“Now he knows what it’s like to be a black person,” Bobby, a lifelong resident of the Greenwich Village neighbourhood, joked of those legal woes facing Mr Trump, which the president has described as an unfounded “witch hunt” against him that has denied him due process.
Others interviewed by The Independent suggested that Mr Trump’s official change of address doesn’t change much about the fabric of New York. It’s just the latestexample of the Trump name receding from Manhattan after efforts in the Upper East Side to take his name off of buildings, and the Trump Organisation’s own decision to diminish the prominence of the name on signs outside of Wollman Rink in Central Park.
“I don’t mind him leaving,” said a Central Park carriage worker who identified himself only as Fara.
The 14-year Brooklyn resident said he just wants to live his life, and not worry about the bombastic president: “For me, if they’re not touching my business, and my family, I’m OK.”
Of course, New York has never been much of a bastion of support for Mr Trump. He was trounced by Hillary Clinton in most parts of the city, and got just 9.7 per cent of the vote in Manhattan compared the Democrat’s 86.6 per cent (Staten Island, the least populous portion of the city by a country mile, was the only borough to back him).
Not everyone was as mellow about Mr Trump’s decision to change his official home. New York governor Andrew Cuomo, upon hearing the news, celebrated it.
“Good riddance,” Mr Cuomo tweeted. “It’s not like [Mr Trump] paid taxes here anyway… He’s all yours, Florida.”
Allen, a retired businessman who grew up in Manhattan who was waiting outside of The Plaza (yet another former Trump property in the city), said that he thinks Mr Trump is making a good choice. Moving to Florida allows him to benefit from the Sunshine State’s lack of income tax, which makes it an attractive choice for wealthy people looking to retire.
The state also has no estate or inheritance tax means that he could hand more of his fortune down to his children, once he dies.
“It’s smart.

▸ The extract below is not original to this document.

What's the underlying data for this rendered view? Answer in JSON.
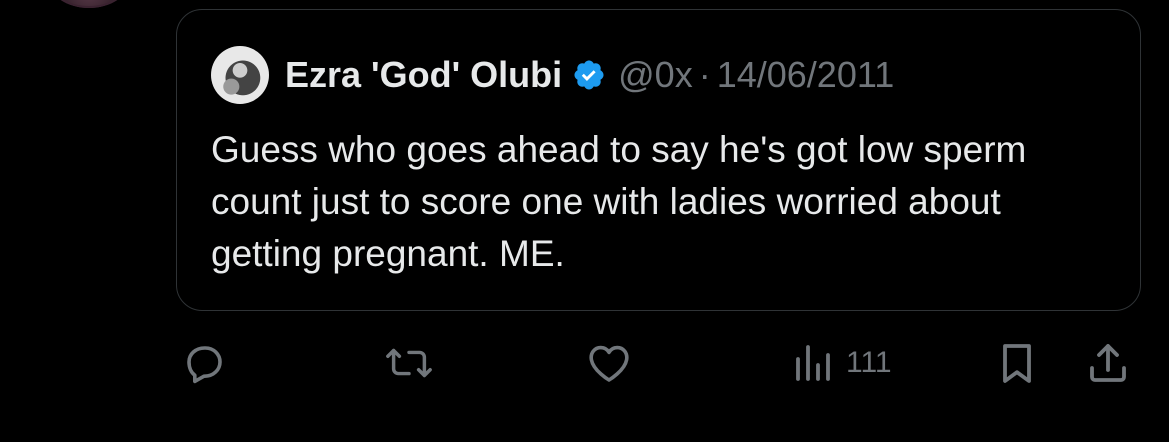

It’s the same reason Carl Icahn relocated there,” Allen, who also declined to provide his last name, said, referring to the American investor that Mr Trump has frequently praised.
One woman, who happens to be from Florida but frequently visits New York, said she doesn’t think it’ll make much of a difference at all, actually.
The woman, who said she’s named Margo and works as a computer consultant, said she actually supports Mr Trump politically. But, it’s not like the president is making a big change — he already owns Mar-a-Lago, and visits it quite often.
“He’s always been kind of semi-Floridian,” Margo, who lives in Fort Lauderdale, south of the president’s resort, said. “It doesn’t really matter.”